Whilst many organisations want to introduce and embed innovation into the workplace there are companies that struggle to control it. One civil engineering company found it was continually re-inventing the wheel through a lack of shared learning across the company.
Although civil engineering consultants are inherently conservative – bridge failures and tunnel collapses are simply unacceptable – they are often required to come up with innovative solutions, think about the Thames Barrage or the Large Hadron Collider. Ironically these landmark projects are often more easy to manage than the more usual, widely dispersed projects.
For a high profile projects the research, innovation and the development of new materials can be controlled relatively easily within confines of the project team unlike the day-to-day business.
The issue: Lack of shared corporate knowledge

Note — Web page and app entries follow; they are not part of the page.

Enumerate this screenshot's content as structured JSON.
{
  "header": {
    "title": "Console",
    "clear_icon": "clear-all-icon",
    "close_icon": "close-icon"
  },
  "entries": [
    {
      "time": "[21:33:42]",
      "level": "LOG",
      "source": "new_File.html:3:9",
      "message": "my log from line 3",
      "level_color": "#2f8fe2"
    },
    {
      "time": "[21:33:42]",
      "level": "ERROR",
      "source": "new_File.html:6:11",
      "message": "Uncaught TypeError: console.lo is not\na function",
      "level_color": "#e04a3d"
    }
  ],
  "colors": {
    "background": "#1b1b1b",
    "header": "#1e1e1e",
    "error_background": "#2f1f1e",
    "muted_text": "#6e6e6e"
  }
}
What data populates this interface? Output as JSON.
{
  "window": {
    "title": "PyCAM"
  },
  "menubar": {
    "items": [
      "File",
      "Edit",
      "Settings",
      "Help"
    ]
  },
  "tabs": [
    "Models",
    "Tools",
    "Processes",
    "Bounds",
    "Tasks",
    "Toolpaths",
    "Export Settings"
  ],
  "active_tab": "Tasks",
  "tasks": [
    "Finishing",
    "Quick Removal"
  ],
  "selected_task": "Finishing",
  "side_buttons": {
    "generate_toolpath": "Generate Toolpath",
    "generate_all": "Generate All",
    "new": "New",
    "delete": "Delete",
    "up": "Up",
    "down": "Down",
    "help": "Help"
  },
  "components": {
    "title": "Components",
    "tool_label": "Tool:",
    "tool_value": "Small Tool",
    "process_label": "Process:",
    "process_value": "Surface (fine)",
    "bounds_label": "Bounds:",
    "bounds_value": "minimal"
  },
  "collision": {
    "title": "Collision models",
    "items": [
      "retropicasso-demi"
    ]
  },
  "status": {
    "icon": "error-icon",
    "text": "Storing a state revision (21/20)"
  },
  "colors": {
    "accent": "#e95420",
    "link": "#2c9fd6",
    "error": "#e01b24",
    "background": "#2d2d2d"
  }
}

One example of this was a large engineering consulting company with several thousand engineers distributed across over 100 offices worldwide. One aspect of the company’s business is the decontamination of former industrial facilities prior to commercial or residential redevelopment. Like many companies of its size in the sector a 300-400 of its engineers will be working on this type of project at any time.
The issue these engineers face is finding the most appropriate solution for their site.
The engineers are not very well connected globally or even nationally and client confidentiality makes it difficult to discuss potential problems outside of the company. In addition, regulatory constraints vary widely around the world and some clients have favoured clean-up techniques and a variety of technology solutions are available for each site.
These pressures and the lack of communication lead individual project managers to start designing and innovating in isolation or to seek out a quick fix. They can be convinced by a specialist contractor or university engineering department that the site is suitable for a new technique, only to discover that the method was inappropriate.
Worse still colleagues in other offices might already have known that the technique was inappropriate. New applications for existing technologies have a limited chance of success in such a closed unquestioning environment.
Although engineers are well known for learning from their mistakes the commercial and residential end uses for properties like these mean that clients do not allow sensitive information into the public domain, so it is difficult to share the learning points with others. The result was a significant number of similar projects undertaken differently with a range of outcomes.
Although taken in isolation each project appeared to have something innovative about it viewed globally it might share similarities with other projects and tried and tested approaches may already be available.
The realisation within this company that there was a problem was identified by young site engineers who were moving from site-to-site and job-to-job as part of the company’s training programme.
The solution: a virtual network
The solution was simple; give two senior engineers from each operational region some time to think about the issues with some external facilitation. This led to a virtual network being set up for all the engineers involved. Regional operating groups were organised first and then linked to create a global team, a mail list was enough to get started but it moved to social media style sharing with monthly Q&A sessions, newsletters and webinars to share successes and failures.
The biggest hit was the decision to run annual seminars that included clients, contractors, regulators and academics presenting alongside the company’s project engineers. This had the effect of periodically opening the network to new ideas and business opportunities.
The outcome: controlled innovation
The previous chaotic, often inappropriate attempts at innovation were replaced by controlled interfaces with universities and specialists where interesting research or developments had been identified as worth pursuing.